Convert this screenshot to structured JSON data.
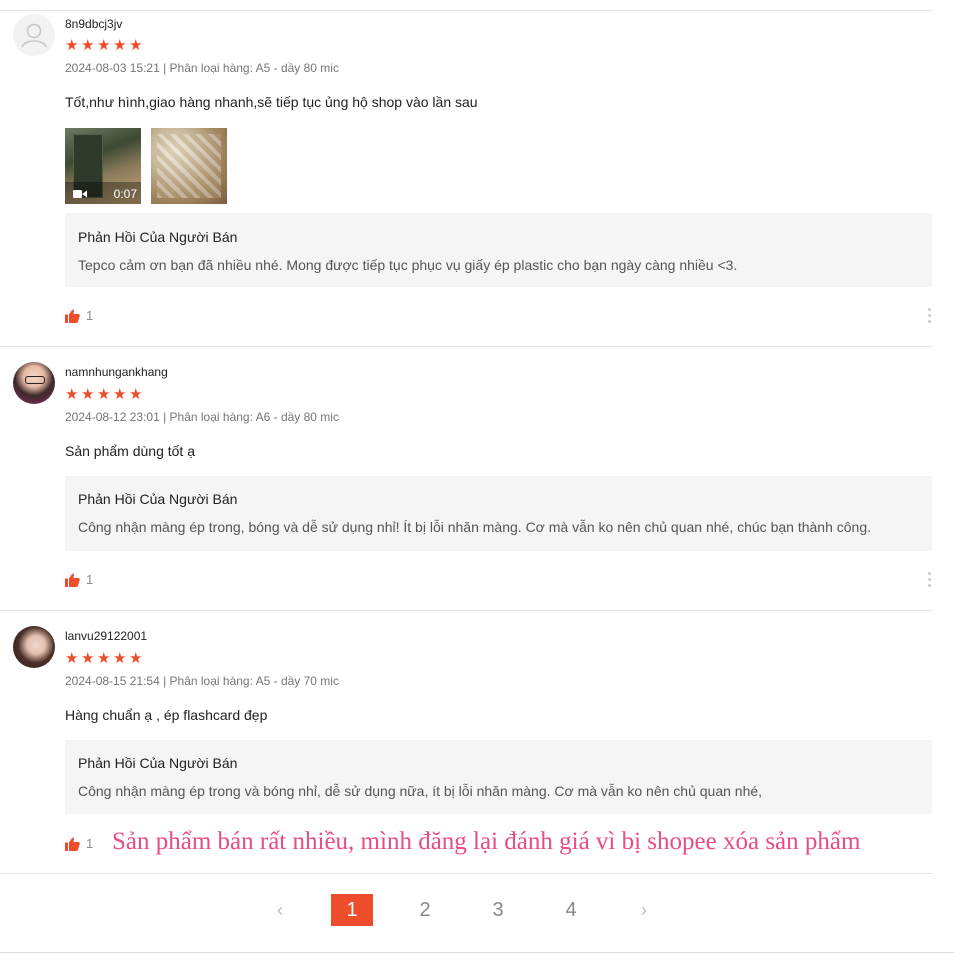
{
  "reviews": [
    {
      "username": "8n9dbcj3jv",
      "rating": 5,
      "meta": "2024-08-03 15:21 | Phân loại hàng: A5 - dầy 80 mic",
      "comment": "Tốt,như hình,giao hàng nhanh,sẽ tiếp tục ủng hộ shop vào lần sau",
      "video_duration": "0:07",
      "reply_title": "Phản Hồi Của Người Bán",
      "reply_text": "Tepco cảm ơn bạn đã nhiều nhé. Mong được tiếp tục phục vụ giấy ép plastic cho bạn ngày càng nhiều <3.",
      "likes": "1"
    },
    {
      "username": "namnhungankhang",
      "rating": 5,
      "meta": "2024-08-12 23:01 | Phân loại hàng: A6 - dầy 80 mic",
      "comment": "Sản phẩm dùng tốt ạ",
      "reply_title": "Phản Hồi Của Người Bán",
      "reply_text": "Công nhận màng ép trong, bóng và dễ sử dụng nhỉ! Ít bị lỗi nhăn màng. Cơ mà vẫn ko nên chủ quan nhé, chúc bạn thành công.",
      "likes": "1"
    },
    {
      "username": "lanvu29122001",
      "rating": 5,
      "meta": "2024-08-15 21:54 | Phân loại hàng: A5 - dầy 70 mic",
      "comment": "Hàng chuẩn ạ , ép flashcard đẹp",
      "reply_title": "Phản Hồi Của Người Bán",
      "reply_text": "Công nhận màng ép trong và bóng nhỉ, dễ sử dụng nữa, ít bị lỗi nhăn màng. Cơ mà  vẫn ko nên chủ quan nhé,",
      "likes": "1"
    }
  ],
  "watermark": "Sản phẩm bán rất nhiều, mình đăng lại đánh giá vì bị shopee xóa sản phẩm",
  "pagination": {
    "prev": "‹",
    "pages": [
      "1",
      "2",
      "3",
      "4"
    ],
    "active": "1",
    "next": "›"
  },
  "colors": {
    "accent": "#ee4d2d",
    "watermark": "#ea4b86",
    "reply_bg": "#f5f5f5"
  },
  "icons": {
    "star": "star-icon",
    "like": "thumbs-up-icon",
    "video": "video-camera-icon",
    "more": "more-vertical-icon"
  }
}
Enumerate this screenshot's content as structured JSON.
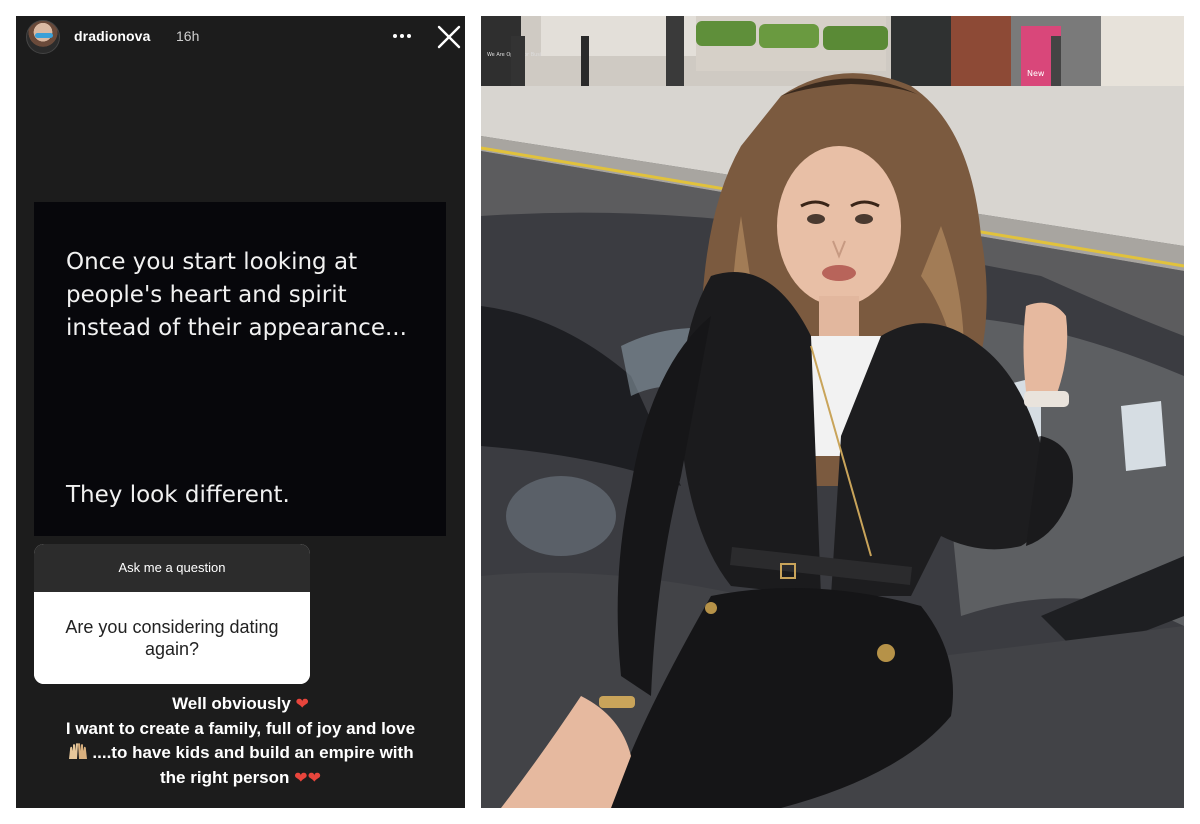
{
  "story": {
    "username": "dradionova",
    "time": "16h",
    "more_icon": "more-horizontal-icon",
    "close_icon": "close-icon",
    "quote": {
      "line1": "Once you start looking at",
      "line2": "people's heart and spirit",
      "line3": "instead of their appearance...",
      "line4": "They look different."
    },
    "question_box": {
      "header": "Ask me a question",
      "question": "Are you considering dating again?"
    },
    "reply": {
      "line1": "Well obviously",
      "line2": "I want to create a family, full of joy and love",
      "line3": "....to have kids and build an empire with",
      "line4": "the right person",
      "heart_glyph": "❤",
      "hands_glyph": "🙌"
    }
  },
  "photo": {
    "sign_text": "We Are Open For Business",
    "poster_text": "New"
  },
  "colors": {
    "story_background": "#1c1c1c",
    "quote_background": "#07070b",
    "question_header": "#2c2c2c",
    "heart": "#e8453c"
  }
}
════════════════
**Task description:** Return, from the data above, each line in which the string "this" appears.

**Solution:**
Convert this screenshot to structured JSON data.
Enumerate this screenshot's content as structured JSON.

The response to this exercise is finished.